While Carter’s actions in the Yemen crisis were certainly a reaction to domestic pressures in the wake of the Shah of Iran’s fall, they were ultimately an assertion of American power in a region where that power had recently been tested, not least by the Soviets and their friends. This show of American resolve aimed to reassure US allies and the American public that the United States would not watch while its friends were attacked. The Yemen crisis, as Fred Halliday writes, was “of symbolic rather than intrinsic significance.” An unnamed White House official—probably NSC staffer David Aaron—explained that “our actions in Yemen and the Middle East peace process are intimately linked. Both form part of a wider policy of salvaging American influence in the area after Iran.”
This was not mere rhetoric. During the Yemen crisis, Brzezinski outlined a “Consultative Security Framework for the Middle East.” When identifying “the basic sources of instability” in the area, the National Security Advisor listed the Arab-Israeli conflict first, followed by radicalism, Soviet encroachment, and economic disparities. “The stakes at the moment are extremely high,” Brzezinski warned. “Another major setback to U.S. policy in the area—such as [the] collapse of Camp David, the fall of [Egyptian President Anwar al-] Sadat, political instability in Saudi Arabia . . . could put the region dangerously out of control,” with dire consequences for American interests.

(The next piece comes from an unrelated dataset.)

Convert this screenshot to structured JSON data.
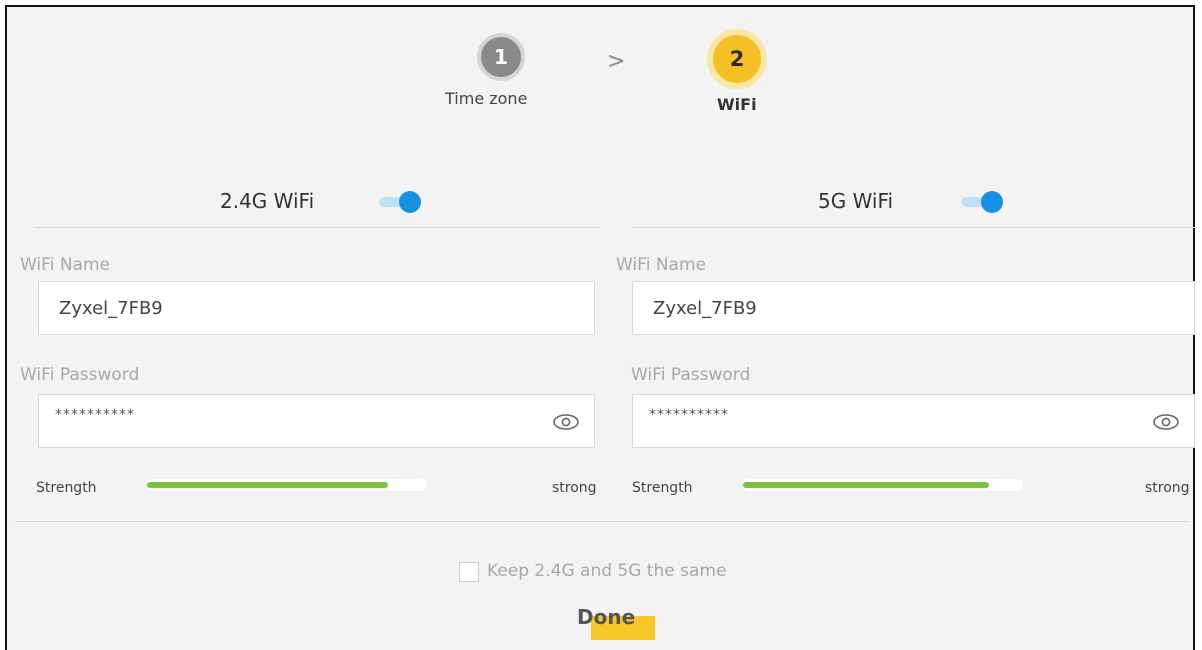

Brzezinski’s consultative security framework—essentially a loose grouping of pro-Western states, each of whom would have defense (and sometimes basing) agreements with the United States—became the bedrock of Carter’s Middle East policy moving forward, as the administration sought to securitize the region against further shocks. This was, in many respects, intimately connected with the promulgation of the Carter Doctrine in January 1980: “An attempt by any outside force to gain control of the Persian Gulf region will be regarded as an assault on the vital interests of the United States of America, and such an assault will be repelled by any means necessary, including military force.” In this way, Carter drastically changed American Middle East policy to a far more interventionist footing.
While Carter did not send combat troops to North Yemen, and the conflict had ended through outside mediation by the time American materiel and naval units arrived, his decision in the Second Yemenite War was an important show of force, marking a via media between the relaxed American approach to the Ogaden War of 1977–78, on the one hand, and the promulgation of the Carter Doctrine of 1980 and the disastrous attempt to rescue the American hostages in Iran on the other. Indeed, by January 1980, when the Yemeni merger seemed imminent, Brzezinski brazenly suggested the drastic step of a “joint action” with the Saudis “to bring about a fundamental political change in South Yemen.” Although this idea was quickly scuttled, it, combined with EAGLE CLAW and the Carter Doctrine itself, signaled the new, aggressive American policy toward the region.
Some scholars speak of the “shocks of 1979”—the Iranian Revolution and the Soviet invasion of Afghanistan—as the two most important events in shifting Carter’s Middle East policy. While both events certainly had a profound impact on Carter’s thinking, his thinking on defense and foreign policy had already begun to harden long before they occurred, as other scholars have shown. In some ways, the Second Yemenite War was a smaller “shock of 1979,” which, although it did not garner the same attention as Iran or Afghanistan, it helped push Carter further down the road toward creating what became one of his most lasting legacies in the Middle East—the Carter Doctrine, which opened the door for the last forty years of interventionist American policy in the Middle East.